-------- Data

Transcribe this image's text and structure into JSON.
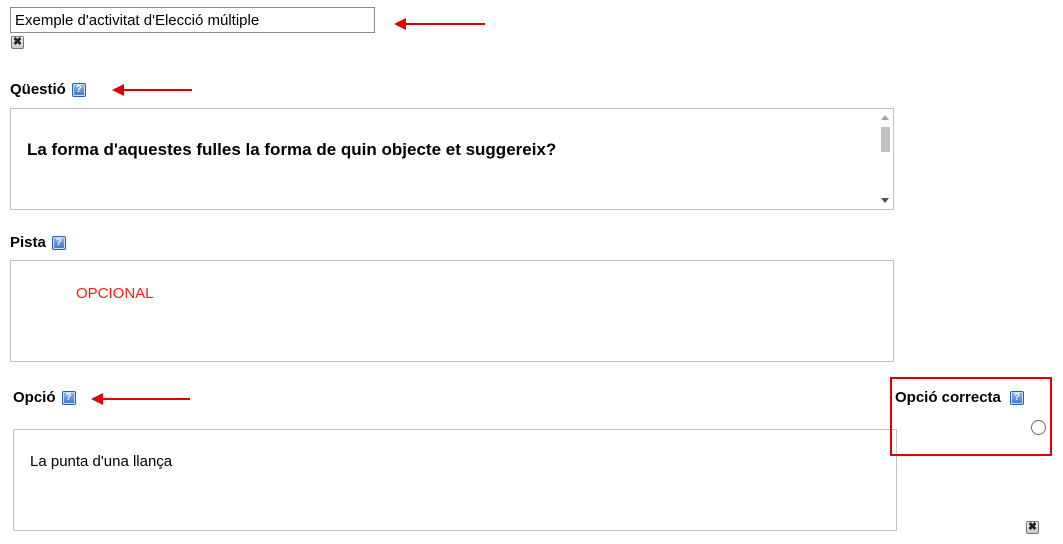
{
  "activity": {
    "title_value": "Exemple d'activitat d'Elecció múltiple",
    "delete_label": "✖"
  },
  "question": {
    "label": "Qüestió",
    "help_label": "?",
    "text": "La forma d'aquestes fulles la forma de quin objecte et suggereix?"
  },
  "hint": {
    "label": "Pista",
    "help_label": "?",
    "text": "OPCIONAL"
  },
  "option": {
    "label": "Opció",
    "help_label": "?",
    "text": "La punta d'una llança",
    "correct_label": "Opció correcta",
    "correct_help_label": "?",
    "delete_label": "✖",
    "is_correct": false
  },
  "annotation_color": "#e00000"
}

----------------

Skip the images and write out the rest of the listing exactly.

Transcribe this image's text and structure into JSON.
{
  "activity": {
    "title_value": "Exemple d'activitat d'Elecció múltiple",
    "delete_label": "✖"
  },
  "question": {
    "label": "Qüestió",
    "help_label": "?",
    "text": "La forma d'aquestes fulles la forma de quin objecte et suggereix?"
  },
  "hint": {
    "label": "Pista",
    "help_label": "?",
    "text": "OPCIONAL"
  },
  "option": {
    "label": "Opció",
    "help_label": "?",
    "text": "La punta d'una llança",
    "correct_label": "Opció correcta",
    "correct_help_label": "?",
    "delete_label": "✖",
    "is_correct": false
  },
  "annotation_color": "#e00000"
}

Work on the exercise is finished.